SAHMs are judged for what we feed our kids literally from birth — "Breast or bottle?" — and at every step of the food preparation process. Purchasing organic baby food instead of making it? Tsk tsk. Meanwhile, if dads pack balanced lunches or prepare moderately healthy snacks, they're heroes.
Preparing Any Food At All, Really
Women are "keepers" if we cook well. Men are "keepers" if they don't leave a trail of broken dishes behind them as they burn the house down every time they set foot in the kitchen.
Sacrificing Paying Work
Taking time off from paid work to care for children is a sacrifice no matter who does it (and it really shouldn't be). But when women take leave or quit their jobs after having children, it's treated like a normal thing. When men do it, it's treated (by some) like a giant favor to his partner and her career.
(To be fair, some dads do also catch flack for this from even less enlightened folks, who think men caring for children is somehow beneath them.)
Challenging Social Norms
Prioritizing care work over professional pursuits, and family over money, is a radical act (as well as a huge privilege, in many cases) by anyone who does it. But because we have this weird assumption that women should do that, we lose sight of how much it actually goes against the grain in our money-over-everything society, no matter who does it.
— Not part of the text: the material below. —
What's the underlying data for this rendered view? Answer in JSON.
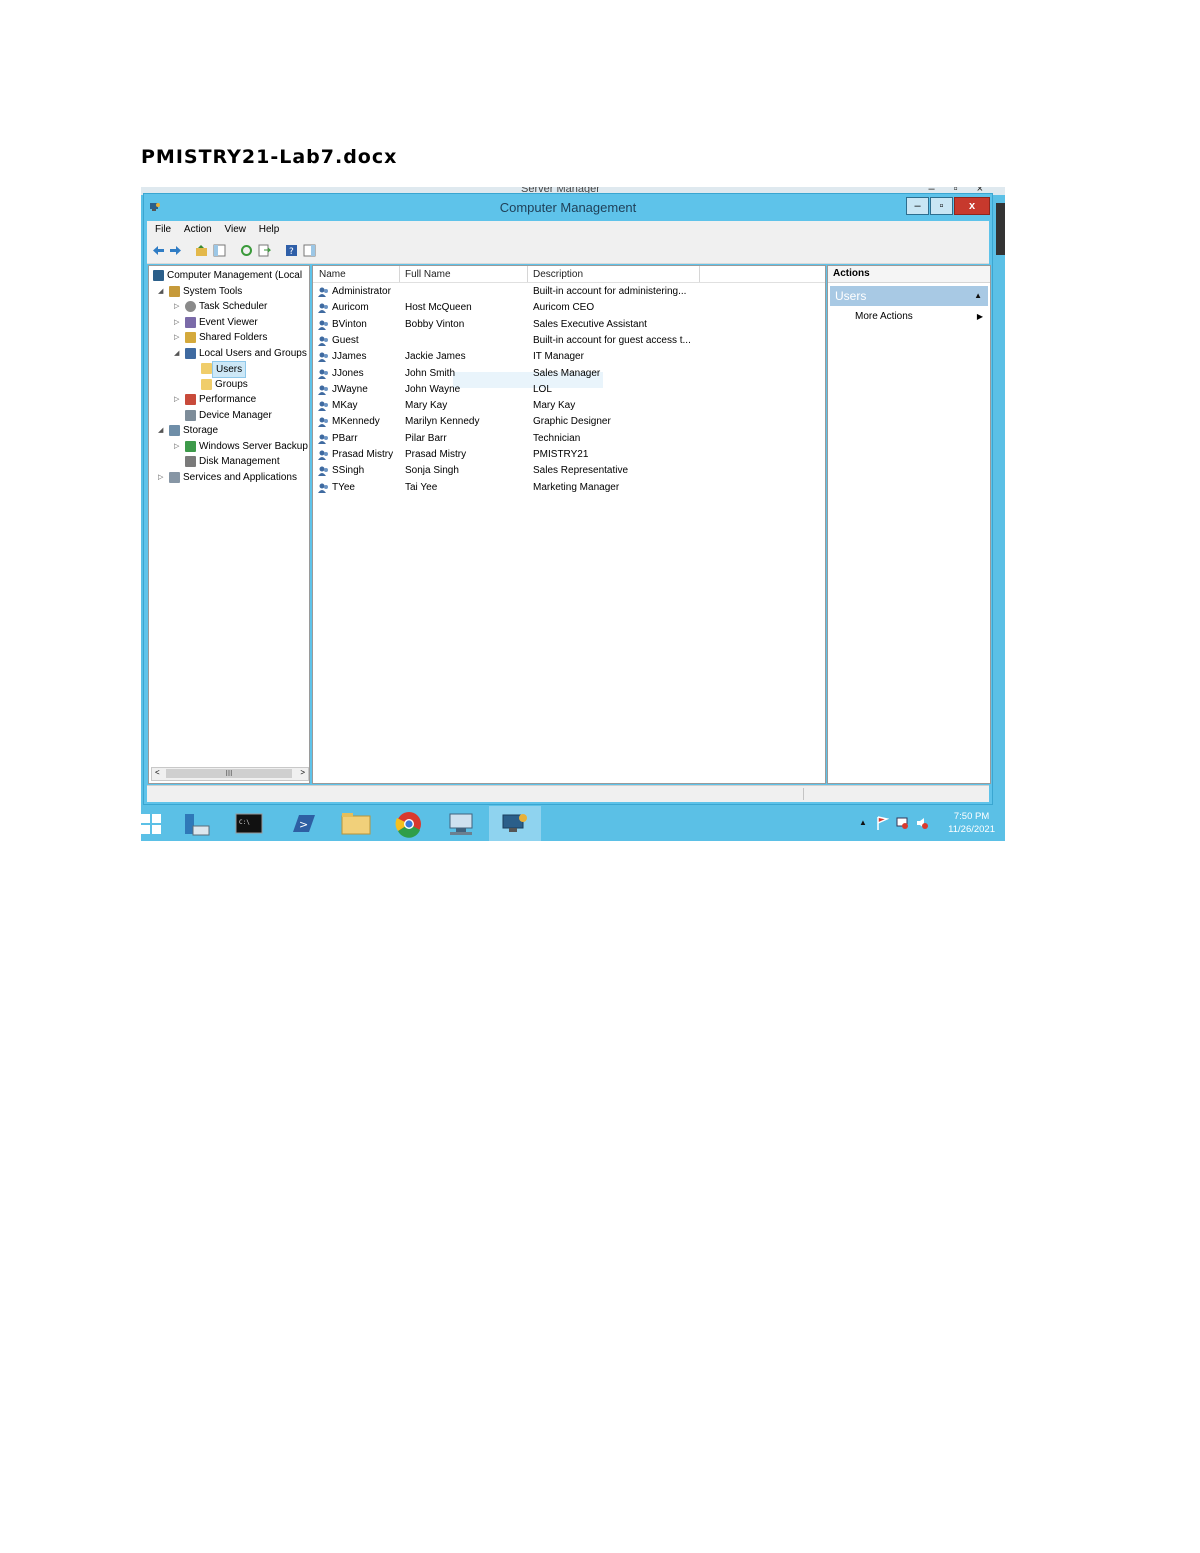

Memorizing The Routines And Logistics Their Kids Rely On
When SAHMs memorize and anticipate everyone's needs, tastes, preferences, schedules, special requests, appointments, and the like, it's not noteworthy. It's just assumed, unremarked upon, taken for granted. When SAHDs do it, it's like they're wizards. "You remembered a thing, without being reminded eighty times? Your family is so lucky to have you!" Gag.
Supporting Their Partners
Women are told we're "lucky" when we have partners who actually do things for our families besides pay bills. Men are not told this when their female partners do that same work, unless it's done to Martha Stewart levels of obvious perfection. If then.
Volunteering At Their Kids' School
There's an episode of Blackish where Andre brings in cupcakes to his kids' school and everyone basically falls all over themselves praising him for it, even though moms do stuff like that all the time. I couldn't even finish watching it in one sitting, because the double standard was way too real for my beleaguered postpartum soul when it aired.
Basically Just Deigning To Take Care Of Their Own Kids
By gushing over dads who volunteer at school, or play with their kids, or put them to bed, or care for them when they're sick or any of that, people reveal (and send the message to kids listening to all this) that they consider mothering to be mandatory, while fathering is optional. It's not. It'd be nice if all parents got genuine appreciation and less judgment for what we do; even better if parents got some meaningful public support. But it makes no sense to set the bar so low for SAHDs, and set it so high for SAHMs. It's insulting to them, and exasperating for us.